…but especially, talk to your sons.
When they are still young and flexible enough to appreciate that there is no reason why girls and women should be treated differently than they themselves are treated.
When they are still young enough to understand that they themselves shouldn’t be expected or forced to conform to a stereotype of behaviour that stifles who they are and what they feel.
When they can still learn that there are no gray areas when it comes to assault, violence, degradation of other human beings, based on whether those other human beings have or have not dangly bits, or whether those other human beings declare themselves to be straight, gay, or anything in between or outside of those two.
I often try to forget this date, but this year it’s just been on my mind so vividly…

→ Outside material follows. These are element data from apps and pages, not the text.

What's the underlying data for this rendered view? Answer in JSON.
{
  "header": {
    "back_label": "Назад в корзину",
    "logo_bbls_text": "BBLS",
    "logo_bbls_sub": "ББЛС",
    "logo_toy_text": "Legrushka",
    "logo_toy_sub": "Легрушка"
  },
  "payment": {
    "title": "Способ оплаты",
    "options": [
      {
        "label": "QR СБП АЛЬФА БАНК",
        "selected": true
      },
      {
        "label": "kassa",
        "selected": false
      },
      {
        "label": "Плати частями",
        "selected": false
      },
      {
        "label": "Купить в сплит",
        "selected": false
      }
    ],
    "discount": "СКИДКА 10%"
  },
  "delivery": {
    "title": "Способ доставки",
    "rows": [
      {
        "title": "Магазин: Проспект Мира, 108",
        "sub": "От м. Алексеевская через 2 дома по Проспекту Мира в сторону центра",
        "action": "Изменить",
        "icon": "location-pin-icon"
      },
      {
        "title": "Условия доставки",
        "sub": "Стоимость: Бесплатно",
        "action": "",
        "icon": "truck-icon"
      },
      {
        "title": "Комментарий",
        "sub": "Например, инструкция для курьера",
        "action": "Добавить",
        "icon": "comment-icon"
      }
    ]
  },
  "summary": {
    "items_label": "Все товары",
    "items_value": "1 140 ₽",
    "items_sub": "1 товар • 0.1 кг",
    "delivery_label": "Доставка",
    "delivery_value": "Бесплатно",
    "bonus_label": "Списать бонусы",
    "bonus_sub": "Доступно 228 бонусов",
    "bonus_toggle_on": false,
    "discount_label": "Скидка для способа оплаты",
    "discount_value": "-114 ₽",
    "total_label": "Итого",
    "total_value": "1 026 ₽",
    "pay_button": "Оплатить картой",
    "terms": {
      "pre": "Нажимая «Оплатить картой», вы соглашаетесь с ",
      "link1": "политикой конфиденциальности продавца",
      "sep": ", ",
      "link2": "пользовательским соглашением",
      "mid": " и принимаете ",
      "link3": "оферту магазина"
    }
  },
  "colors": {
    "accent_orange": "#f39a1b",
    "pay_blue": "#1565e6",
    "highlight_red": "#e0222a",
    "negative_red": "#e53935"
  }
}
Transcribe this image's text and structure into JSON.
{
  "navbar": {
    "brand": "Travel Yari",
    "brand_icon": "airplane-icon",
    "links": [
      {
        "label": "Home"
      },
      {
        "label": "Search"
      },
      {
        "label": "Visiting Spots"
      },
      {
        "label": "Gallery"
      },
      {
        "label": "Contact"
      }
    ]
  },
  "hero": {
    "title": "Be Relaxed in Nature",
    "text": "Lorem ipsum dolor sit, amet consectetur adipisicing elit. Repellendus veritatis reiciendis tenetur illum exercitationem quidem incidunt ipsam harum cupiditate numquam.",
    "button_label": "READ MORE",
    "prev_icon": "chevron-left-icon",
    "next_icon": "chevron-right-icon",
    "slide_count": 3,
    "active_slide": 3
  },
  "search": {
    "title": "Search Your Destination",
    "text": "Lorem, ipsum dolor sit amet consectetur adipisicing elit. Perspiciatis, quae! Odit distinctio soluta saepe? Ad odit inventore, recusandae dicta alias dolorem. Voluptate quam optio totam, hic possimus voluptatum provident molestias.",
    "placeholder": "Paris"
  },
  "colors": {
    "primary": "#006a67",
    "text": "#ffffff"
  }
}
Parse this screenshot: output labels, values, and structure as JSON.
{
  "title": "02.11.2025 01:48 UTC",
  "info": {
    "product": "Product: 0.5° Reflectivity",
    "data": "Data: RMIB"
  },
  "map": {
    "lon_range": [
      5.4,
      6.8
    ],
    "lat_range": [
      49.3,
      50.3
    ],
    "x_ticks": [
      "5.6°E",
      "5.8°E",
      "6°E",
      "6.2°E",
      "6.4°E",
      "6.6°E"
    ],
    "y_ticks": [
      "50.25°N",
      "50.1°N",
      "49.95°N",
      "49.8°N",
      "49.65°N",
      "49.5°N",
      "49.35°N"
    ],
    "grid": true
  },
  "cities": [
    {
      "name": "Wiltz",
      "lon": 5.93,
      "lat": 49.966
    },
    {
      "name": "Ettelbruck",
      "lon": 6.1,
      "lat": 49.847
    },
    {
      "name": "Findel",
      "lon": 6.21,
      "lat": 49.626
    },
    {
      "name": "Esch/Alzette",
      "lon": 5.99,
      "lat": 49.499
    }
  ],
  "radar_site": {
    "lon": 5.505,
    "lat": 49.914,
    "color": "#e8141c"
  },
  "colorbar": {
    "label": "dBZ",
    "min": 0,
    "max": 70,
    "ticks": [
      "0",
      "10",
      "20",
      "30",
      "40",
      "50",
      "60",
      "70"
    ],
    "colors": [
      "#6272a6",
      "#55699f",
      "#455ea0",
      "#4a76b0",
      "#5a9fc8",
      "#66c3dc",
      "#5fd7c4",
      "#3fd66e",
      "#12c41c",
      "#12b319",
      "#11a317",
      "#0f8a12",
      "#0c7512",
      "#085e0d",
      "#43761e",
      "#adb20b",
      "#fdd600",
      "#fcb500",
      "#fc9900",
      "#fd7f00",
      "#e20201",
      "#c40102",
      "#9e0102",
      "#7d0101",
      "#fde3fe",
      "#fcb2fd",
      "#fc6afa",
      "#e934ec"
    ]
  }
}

Nineteen years ago, just shy of six months after my wedding, I was alone in our apartment when the building started shaking. It was so violent, and so long, that clothes hangers fell to the floor, and I couldn’t walk across the room to the door until it was over. The noise the building made was one of the scariest things I’ve experienced.
It was September 19, 1985 in Mexico City, the deadliest and most destructive earthquake the city has seen in its over 700 years history (the current city was built over Tenochtitlán, capital of the Aztec empire, and the valley has been continuously populated since the first Mexica tribes migrated south somewhere in the early 1300s).
Tucker, by Juliana Stone
Amazing, I’m going to make this month’s SLWendy’s TRB Challenge–even if by the skin of my teeth.
Two things to know before you read this review: first, I met Ms Stone briefly at RWA 2009 in Washington DC. If memory serves, it was also her first RWA, and she had just signed with HarperCollins (which published His Darkest Hunger, first in her Jaguar Warriors series). I have not kept in contact with Ms Stone, and I still have my copy of His Darkest Hunger somewhere in the TBR mountain range of doom.
Second, I won a copy of this book in a giveaway for Jen’s July Monthly Glom over at the Fiction Vixen blog, which is where she recommended it.
Without further ado, the blurb (from the author’s website): Continue reading
The Mistress of Trevelyan, by Jennifer St Giles
A week or so ago, there was a recommendation thread for Gothic romances over at Smart Bitches.. While I am not a dedicated fan, I have read a few, and particularly enjoyed Sandra Schwab’s Castle of the Wolf as an excellent example of a modern take on the historical Gothic.
This book was mentioned a couple of times as a good read, I really liked the blurb from amazon, and at $2.99, the price was right, so I bought it, and a couple of days ago I started to read it.
Sadly, it didn’t live to my expectations at all, and some parts were frankly quite terrible.
Here’s the blurb from amazon: Continue reading